- 2. Bletterman House (1750 to 1780) built in 1789 is typical home of a wealthy family. Garth loved the scent of the established rosemary hedges in the garden.
- 3. Grosvenor House (1800 to 1830) built in 1782 is a fine example of a two storied, flat roofed patrician town house.
- 4. O.M. Bergh House (1840 to 1870) is typical of a Stellenbsoch home from the 19th century. Features include the fancy wallpaper.
Eat at De Warenmarkt
We had lunch at De Warenmarkt which is inside a delightful old building, it’s stylish and is made up of different food vendors. The menu has lots of artisan food, we ordered bitterballen and halloumi dishes. Phil had a glass of Stellenbosch wine and Garth had a craft beer from the Stellenbrau brewery. (Stellenbosch has loads of micro-breweries too)
Wine Tasting in the Stellenbosch Winelands
After discovering the town we spent the rest of the day hopping between a couple of wine estates amongst the rolling vineyards to sample some world class wines!
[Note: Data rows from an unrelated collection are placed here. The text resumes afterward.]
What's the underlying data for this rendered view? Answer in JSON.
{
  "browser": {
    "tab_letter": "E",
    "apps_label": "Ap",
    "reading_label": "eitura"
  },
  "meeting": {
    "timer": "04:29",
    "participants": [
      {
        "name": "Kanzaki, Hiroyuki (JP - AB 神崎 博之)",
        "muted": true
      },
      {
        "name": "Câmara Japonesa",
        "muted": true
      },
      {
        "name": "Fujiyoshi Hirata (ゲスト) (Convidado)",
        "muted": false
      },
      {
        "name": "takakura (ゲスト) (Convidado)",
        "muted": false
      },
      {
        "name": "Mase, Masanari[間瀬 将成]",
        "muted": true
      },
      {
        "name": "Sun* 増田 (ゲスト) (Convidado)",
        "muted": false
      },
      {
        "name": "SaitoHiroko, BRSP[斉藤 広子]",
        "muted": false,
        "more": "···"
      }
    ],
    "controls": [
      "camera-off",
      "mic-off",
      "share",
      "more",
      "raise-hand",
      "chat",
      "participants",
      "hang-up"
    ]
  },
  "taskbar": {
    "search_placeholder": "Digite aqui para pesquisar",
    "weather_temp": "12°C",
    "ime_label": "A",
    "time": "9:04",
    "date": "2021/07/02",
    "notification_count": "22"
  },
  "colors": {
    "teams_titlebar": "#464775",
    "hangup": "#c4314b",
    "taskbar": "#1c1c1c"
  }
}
Phil was excited about this part of our tour of South Africa because he LOVES wine!
Stellenbosch is considered the centre of the ‘Cape Winelands’ which also comprises Franschhoek and Paarl Valleys. The Winelands go on for miles and miles and is South Africa’s largest wine making region dating back to the 1600s. The soil is rich and the area has a mild Mediterranean climate which makes it perfect for growing grapes (and vegetables) and producing wine. We would have loved to spend a few days working our way through the winelands, but we only had a day!
In Stellenbosch there are over 150 wine farms and estates to choose from, some of them are in old Dutch manor houses. They all look great because of their picturesque settings against the mountain backdrops. Some of the wineries have restaurants and delicatessens selling olive oil, balsamic vinegar and honey which Stellenbosch is also renowned for.
Tokara Wine Tasting
Our first wine estate was Tokara, it was fabulously upmarket with a fine art collection as you entered the building and views of the wine making gear through the glass windows. It also had a huge fireplace which must be gorgeous in winter. The vistas of the Simonsberg Mountains and surrounding vineyards from here are incredible.
Tokara is famous for making Chardonnay and Sauvignon Blanc. We tasted 4 wines – Sauvignon Blanc, Chardonnay, Cabernet Sauvignon and the Stellenbosch Syrah. Garth’s not a big fan of red wine, so Phil got some extra tastings!
Phil liked Cabernet Sauvignon, our waiter said the 2015 bottles were the best, because it was the best year ever for red in South Africa because there was lots of sun and rain, so plants were not stressed. They gave us an order form so you could order for wine to be shipped home, a good idea to save on hand luggage space, but we thought they were missing a trick by not having a shop so we could buy a bottle or two there and then as we would have done.
Beyerskloof Wine Tasting
Our second wine testing was at Beyerskloof, certainly not as plush as Tokara, however the front of the bulding has a picturesque view of the sun dappled vineyards set against the mountains. Our waitress was attentive but not that knowledgeable, instead giving us a card with all the information about each wine we would taste. Beyerskloof are famous for their Pintotage (a blend of Pinot Noir and Cinsault grapes, created in South Africa) which we tried, but preferred their really sweet Beyerskloof Field Blend, more like a dessert wine, Garth thought it tasted like port. At Beyerskloof they had a shop so we could buy a bottle, woohoo!
We thought both our wine tastings we great, especially sipping outside in the natural scenery made it very idyllic. It was nice and leisurely too, would have been even better with a nice with a platter of cheese and meats.
Phil and Garth’s Top 5 Stellenbosch Tips
- Tip #1: Staying in Cape Town? – Stellenbosch is an easy 45 minute drive away.
- Tip #2: Best time is September to April – it’s warm and dry.
- Tip #3: Consider taking a winelands tour – that way you don’t have to drive.
- Tip #4: Don’t visit more than 3 or 4 wine estates in a day – apparently you stop tasting the difference.
- Tip #5: Buy the 3 round pin plug power adaptor before you go. Many hotels don’t have these for tourists.